WHAT TO WORK ON:
Isolate every line in the records below with "Create" in it.

────────────────

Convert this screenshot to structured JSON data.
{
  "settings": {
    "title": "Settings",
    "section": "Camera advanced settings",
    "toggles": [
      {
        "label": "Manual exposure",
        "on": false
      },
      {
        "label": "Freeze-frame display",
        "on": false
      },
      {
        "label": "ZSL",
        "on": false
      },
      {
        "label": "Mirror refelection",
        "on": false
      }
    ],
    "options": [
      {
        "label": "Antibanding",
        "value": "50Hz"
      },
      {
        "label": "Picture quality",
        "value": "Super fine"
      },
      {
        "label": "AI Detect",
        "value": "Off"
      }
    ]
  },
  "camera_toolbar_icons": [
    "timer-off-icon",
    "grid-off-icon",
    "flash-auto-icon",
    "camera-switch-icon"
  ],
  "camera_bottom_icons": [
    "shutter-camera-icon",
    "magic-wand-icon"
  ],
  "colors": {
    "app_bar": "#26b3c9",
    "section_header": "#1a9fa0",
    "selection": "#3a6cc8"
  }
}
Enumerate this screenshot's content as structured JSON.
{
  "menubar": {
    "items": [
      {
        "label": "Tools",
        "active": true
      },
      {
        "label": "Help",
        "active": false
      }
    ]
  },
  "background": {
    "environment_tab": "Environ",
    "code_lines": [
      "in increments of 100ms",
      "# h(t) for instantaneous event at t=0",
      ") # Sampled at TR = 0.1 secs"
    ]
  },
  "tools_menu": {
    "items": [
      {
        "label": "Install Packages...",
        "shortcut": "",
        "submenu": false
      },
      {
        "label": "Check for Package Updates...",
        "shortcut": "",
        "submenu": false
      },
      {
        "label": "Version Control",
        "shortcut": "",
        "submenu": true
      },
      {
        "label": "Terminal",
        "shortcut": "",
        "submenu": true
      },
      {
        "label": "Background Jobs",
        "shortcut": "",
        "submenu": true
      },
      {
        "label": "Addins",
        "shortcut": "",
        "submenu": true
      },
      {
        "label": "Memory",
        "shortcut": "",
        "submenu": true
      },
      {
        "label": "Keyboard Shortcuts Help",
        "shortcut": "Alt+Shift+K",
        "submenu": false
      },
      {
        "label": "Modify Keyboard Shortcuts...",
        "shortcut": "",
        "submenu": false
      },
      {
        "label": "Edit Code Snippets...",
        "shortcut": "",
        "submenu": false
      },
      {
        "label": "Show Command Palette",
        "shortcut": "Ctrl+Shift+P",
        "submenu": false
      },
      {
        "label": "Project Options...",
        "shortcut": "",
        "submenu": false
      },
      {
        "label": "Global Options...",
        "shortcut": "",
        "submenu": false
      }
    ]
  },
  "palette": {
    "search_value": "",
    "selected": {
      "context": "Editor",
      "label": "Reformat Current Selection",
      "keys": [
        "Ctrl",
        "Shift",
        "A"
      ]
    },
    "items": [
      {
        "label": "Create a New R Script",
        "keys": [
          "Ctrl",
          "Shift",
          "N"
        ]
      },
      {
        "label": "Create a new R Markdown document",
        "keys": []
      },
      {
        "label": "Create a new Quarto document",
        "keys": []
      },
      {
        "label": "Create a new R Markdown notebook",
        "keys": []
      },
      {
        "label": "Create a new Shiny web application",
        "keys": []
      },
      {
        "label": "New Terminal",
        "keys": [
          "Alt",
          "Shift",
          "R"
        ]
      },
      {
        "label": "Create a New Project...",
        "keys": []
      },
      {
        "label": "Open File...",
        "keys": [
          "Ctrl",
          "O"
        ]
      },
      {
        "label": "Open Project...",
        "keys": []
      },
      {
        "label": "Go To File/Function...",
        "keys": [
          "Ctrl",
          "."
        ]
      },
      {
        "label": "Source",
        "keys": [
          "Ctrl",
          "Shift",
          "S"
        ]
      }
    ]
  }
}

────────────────

FINISHED TASK:
        "label": "Create a New R Script",
        "label": "Create a new R Markdown document",
        "label": "Create a new Quarto document",
        "label": "Create a new R Markdown notebook",
        "label": "Create a new Shiny web application",
        "label": "Create a New Project...",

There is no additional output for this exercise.